Molecular imaging enables the
visualization of the cellular function by providing detailed pictures of
what is happening inside the body at the molecular and cellular level.
Unlike other diagnostic imaging procedures that offer anatomical
pictures, molecular imaging allows physicians to see how the body is
functioning and to measure its chemical and biological processes.
emission tomography (PET) is a specific type of molecular imaging
technique that provides physicians with information about the
performance of tissues and organs. PET is often used in combination with
computerized tomography (CT) imaging. It uses a scanner and a small
amount of radiopharmaceutical that is injected into a patient's vein to
assist in making detailed, computerized pictures of areas inside the
PET is often used to evaluate:
- Bone disorders
- Effectiveness of treatments
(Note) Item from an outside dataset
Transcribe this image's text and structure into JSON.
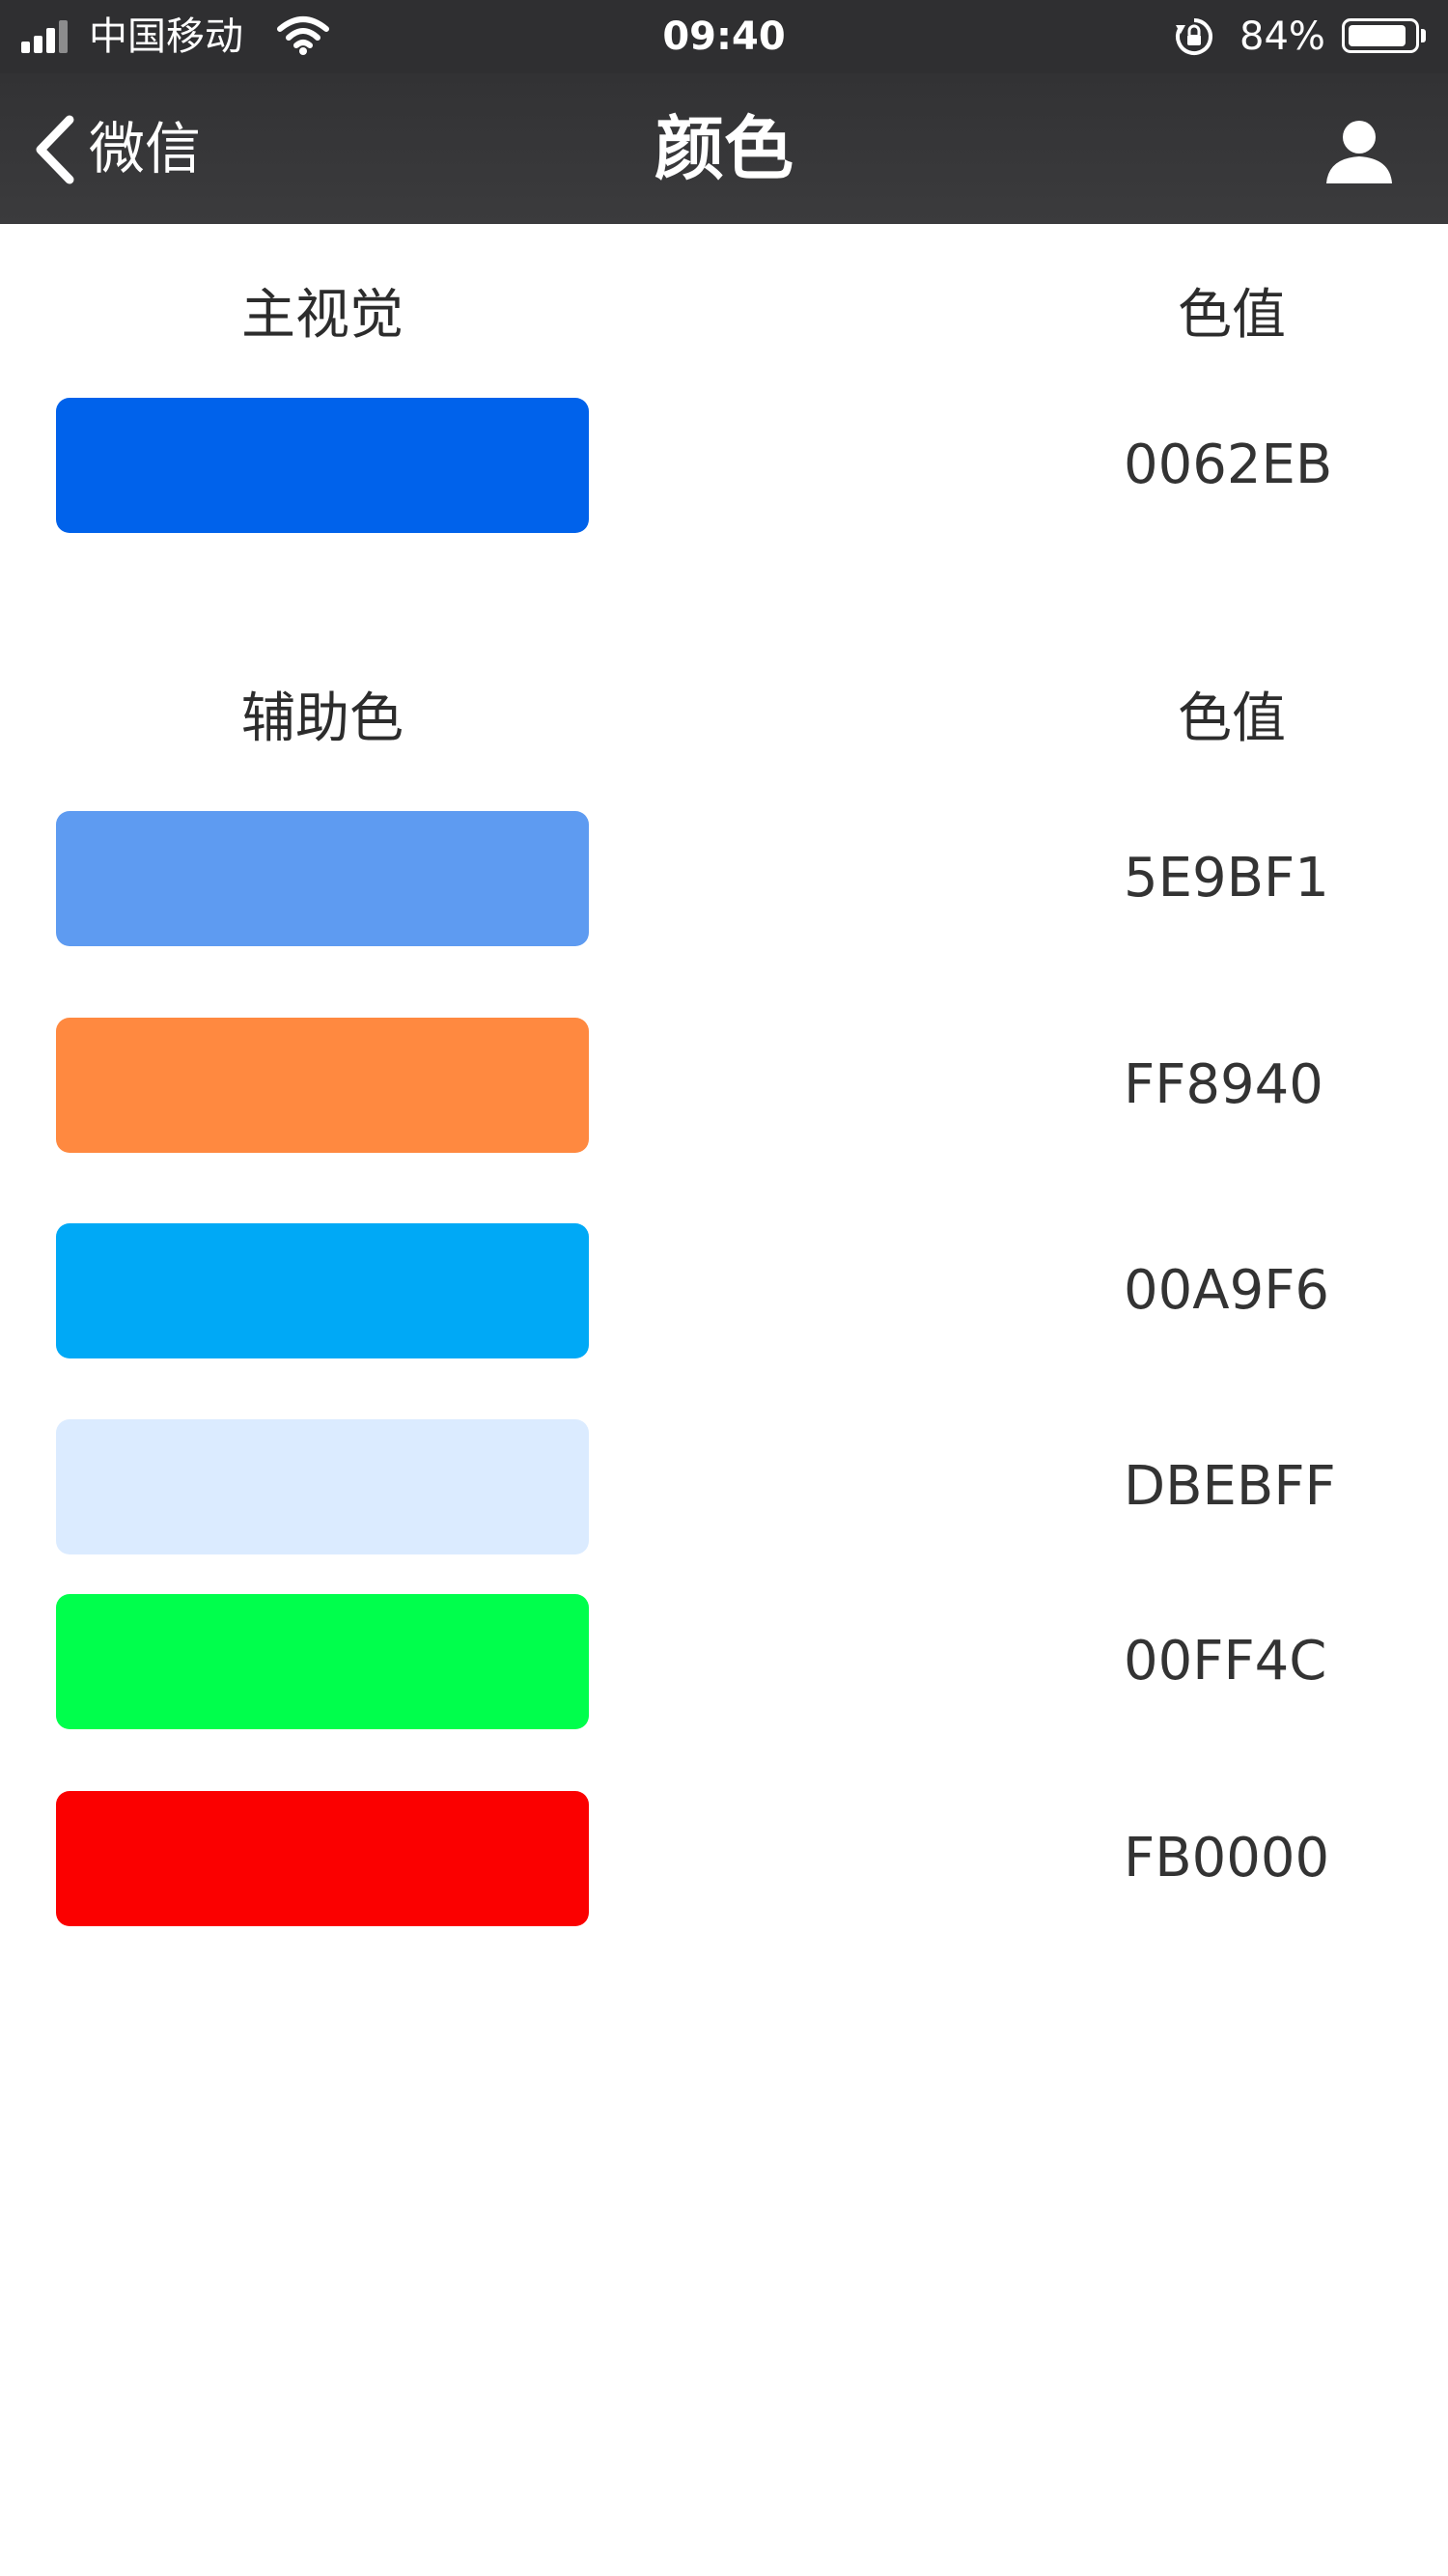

- Gastrointestinal disorders
- Heart conditions
- Kidney and thyroid disorders
- Lung disorders
- Neurological diseases such as Alzheimer's and multiple sclerosis
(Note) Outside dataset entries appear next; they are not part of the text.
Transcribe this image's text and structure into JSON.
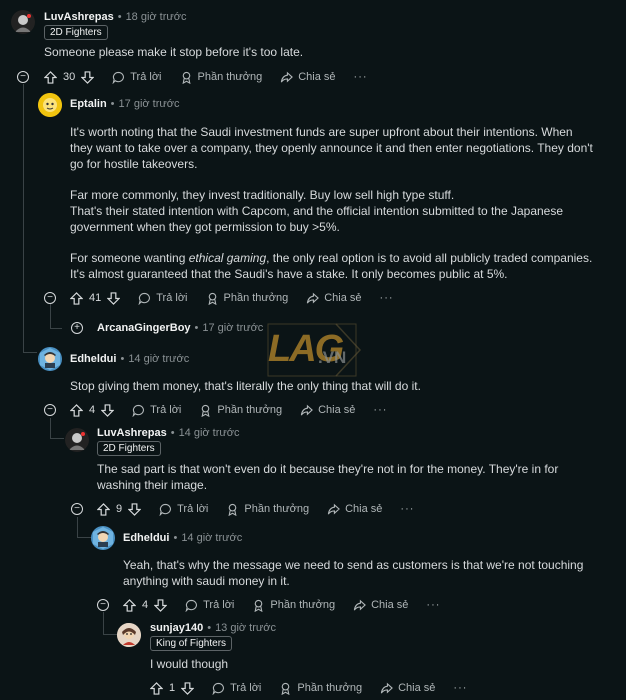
{
  "actions": {
    "reply": "Trả lời",
    "award": "Phần thưởng",
    "share": "Chia sẻ",
    "more": "···"
  },
  "watermark": {
    "text_main": "LAG",
    "text_dot": ".VN"
  },
  "c1": {
    "user": "LuvAshrepas",
    "time": "18 giờ trước",
    "flair": "2D Fighters",
    "body": "Someone please make it stop before it's too late.",
    "votes": "30"
  },
  "c2": {
    "user": "Eptalin",
    "time": "17 giờ trước",
    "votes": "41",
    "p1": "It's worth noting that the Saudi investment funds are super upfront about their intentions. When they want to take over a company, they openly announce it and then enter negotiations. They don't go for hostile takeovers.",
    "p2a": "Far more commonly, they invest traditionally. Buy low sell high type stuff.",
    "p2b": "That's their stated intention with Capcom, and the official intention submitted to the Japanese government when they got permission to buy >5%.",
    "p3_before": "For someone wanting ",
    "p3_em": "ethical gaming",
    "p3_after": ", the only real option is to avoid all publicly traded companies. It's almost guaranteed that the Saudi's have a stake. It only becomes public at 5%."
  },
  "c3": {
    "user": "ArcanaGingerBoy",
    "time": "17 giờ trước",
    "expand": "+"
  },
  "c4": {
    "user": "Edheldui",
    "time": "14 giờ trước",
    "body": "Stop giving them money, that's literally the only thing that will do it.",
    "votes": "4"
  },
  "c5": {
    "user": "LuvAshrepas",
    "time": "14 giờ trước",
    "flair": "2D Fighters",
    "body": "The sad part is that won't even do it because they're not in for the money. They're in for washing their image.",
    "votes": "9"
  },
  "c6": {
    "user": "Edheldui",
    "time": "14 giờ trước",
    "body": "Yeah, that's why the message we need to send as customers is that we're not touching anything with saudi money in it.",
    "votes": "4"
  },
  "c7": {
    "user": "sunjay140",
    "time": "13 giờ trước",
    "flair": "King of Fighters",
    "body": "I would though",
    "votes": "1"
  }
}
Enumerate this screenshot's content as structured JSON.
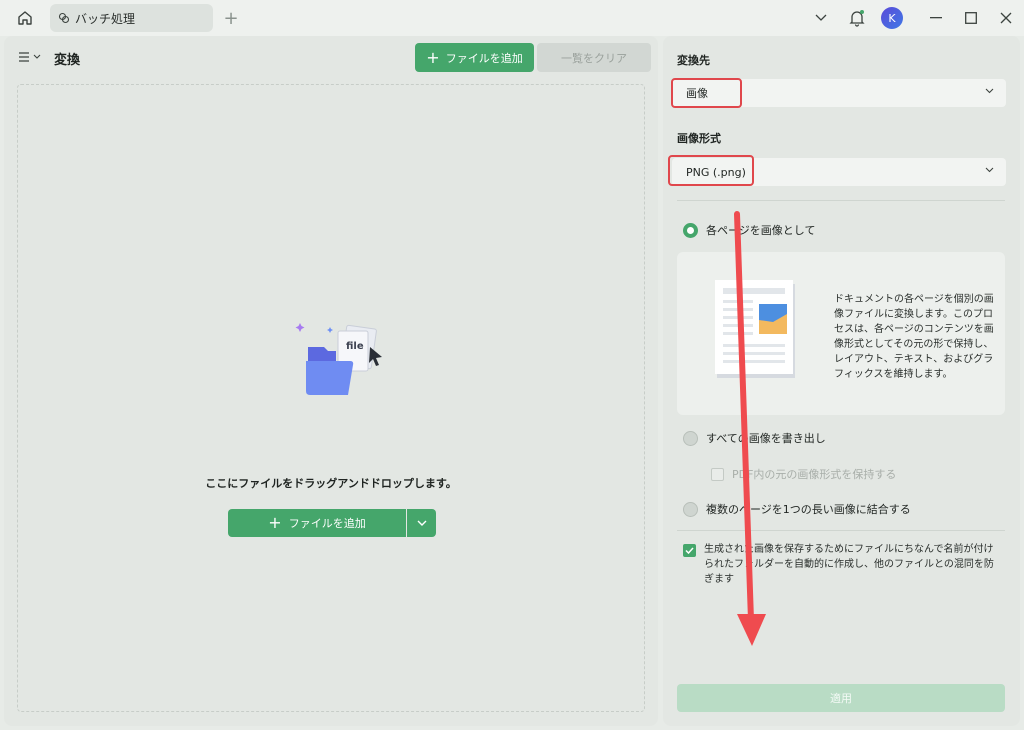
{
  "tab": {
    "title": "バッチ処理"
  },
  "avatar": {
    "initial": "K"
  },
  "left": {
    "title": "変換",
    "add_files": "ファイルを追加",
    "clear_list": "一覧をクリア",
    "drop_text": "ここにファイルをドラッグアンドドロップします。",
    "add_files_main": "ファイルを追加"
  },
  "right": {
    "target_label": "変換先",
    "target_value": "画像",
    "format_label": "画像形式",
    "format_value": "PNG (.png)",
    "option_each_page": "各ページを画像として",
    "info_text": "ドキュメントの各ページを個別の画像ファイルに変換します。このプロセスは、各ページのコンテンツを画像形式としてその元の形で保持し、レイアウト、テキスト、およびグラフィックスを維持します。",
    "option_export_images": "すべての画像を書き出し",
    "keep_format": "PDF内の元の画像形式を保持する",
    "option_combine": "複数のページを1つの長い画像に結合する",
    "folder_option": "生成された画像を保存するためにファイルにちなんで名前が付けられたフォルダーを自動的に作成し、他のファイルとの混同を防ぎます",
    "folder_option_checked": true,
    "apply": "適用"
  },
  "colors": {
    "accent": "#45a66b",
    "highlight": "#e0474c"
  },
  "icons": [
    "home-icon",
    "tab-icon",
    "plus-icon",
    "chevron-down-icon",
    "bell-icon",
    "minimize-icon",
    "maximize-icon",
    "close-icon",
    "menu-icon",
    "check-icon"
  ]
}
The PET Group has four subcommittees: Coverage, Coding and Payment, Advocacy and Education, Value and Evidence and Regulatory.
imaging drives effective patient care through screening, diagnosis, and
treatment. Members develop Standards and provide technical advice for
PET and SPECT (single-photon emission computerized tomography) scanners.
Through the PET Group, Members engage legislative and regulatory
decision-makers and build relationships with clinicians and patient